Task to carry out >> How many lines in the material below include the word "icon"? Give only the number.

↓↓↓

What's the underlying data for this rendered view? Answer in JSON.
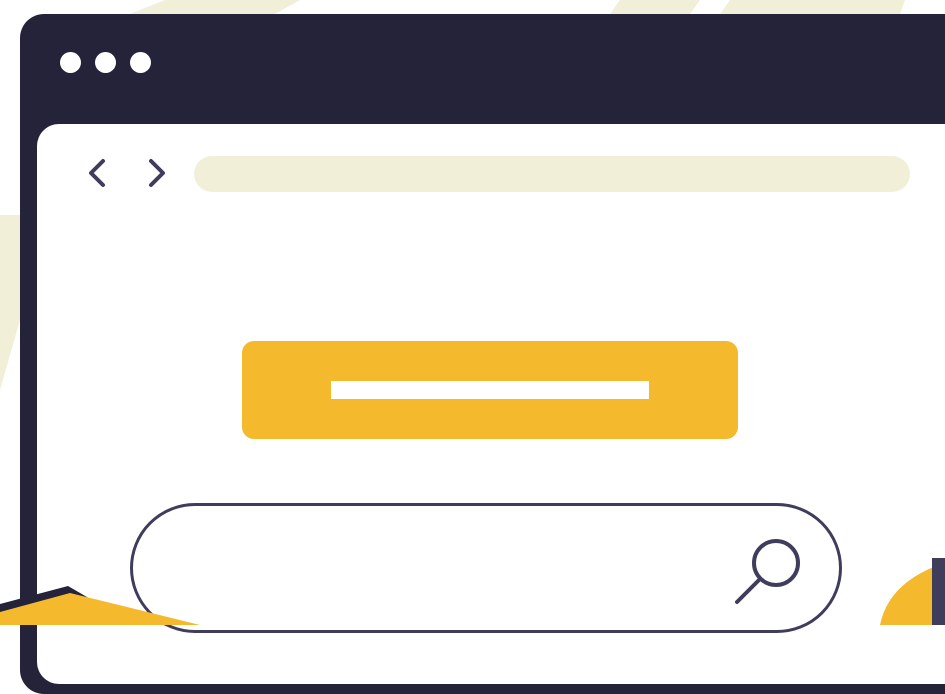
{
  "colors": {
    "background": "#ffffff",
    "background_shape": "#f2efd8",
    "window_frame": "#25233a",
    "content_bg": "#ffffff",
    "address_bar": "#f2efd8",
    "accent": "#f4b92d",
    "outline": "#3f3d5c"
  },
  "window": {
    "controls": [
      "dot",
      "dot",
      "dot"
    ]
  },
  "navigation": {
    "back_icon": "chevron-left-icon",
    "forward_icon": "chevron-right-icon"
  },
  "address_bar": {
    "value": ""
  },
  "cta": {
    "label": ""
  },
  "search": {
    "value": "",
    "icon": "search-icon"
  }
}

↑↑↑
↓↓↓

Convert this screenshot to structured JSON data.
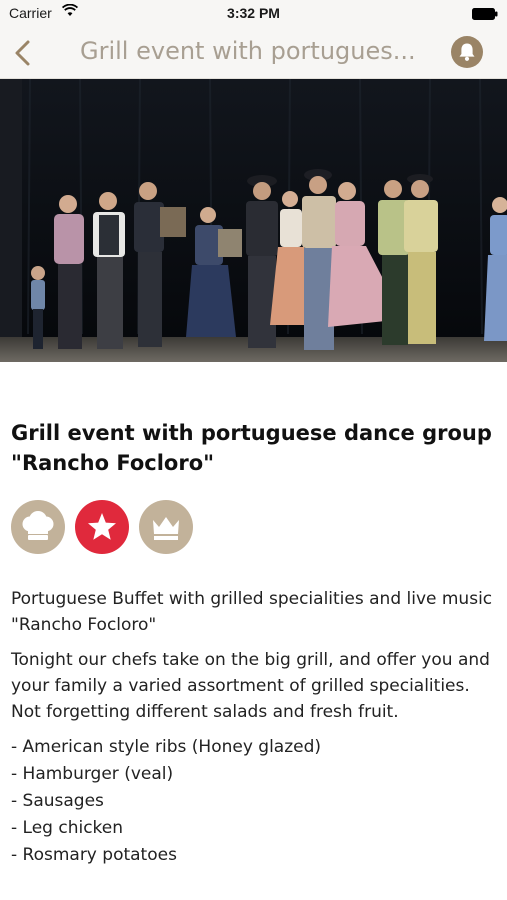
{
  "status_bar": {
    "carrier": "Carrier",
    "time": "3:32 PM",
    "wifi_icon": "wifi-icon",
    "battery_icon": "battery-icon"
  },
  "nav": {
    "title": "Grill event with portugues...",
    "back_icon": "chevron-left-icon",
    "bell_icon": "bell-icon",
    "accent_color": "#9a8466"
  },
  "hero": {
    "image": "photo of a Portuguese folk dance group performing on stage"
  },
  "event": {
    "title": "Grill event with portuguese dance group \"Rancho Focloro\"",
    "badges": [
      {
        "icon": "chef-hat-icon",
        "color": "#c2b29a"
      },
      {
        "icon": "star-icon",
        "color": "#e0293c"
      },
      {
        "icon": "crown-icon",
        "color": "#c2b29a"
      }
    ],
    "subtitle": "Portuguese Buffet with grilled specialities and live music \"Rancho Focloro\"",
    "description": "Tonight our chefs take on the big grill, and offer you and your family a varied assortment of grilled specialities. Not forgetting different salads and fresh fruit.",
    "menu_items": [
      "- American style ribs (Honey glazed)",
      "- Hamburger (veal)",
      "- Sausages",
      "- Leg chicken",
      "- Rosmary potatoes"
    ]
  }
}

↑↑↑

Exercise output >> 10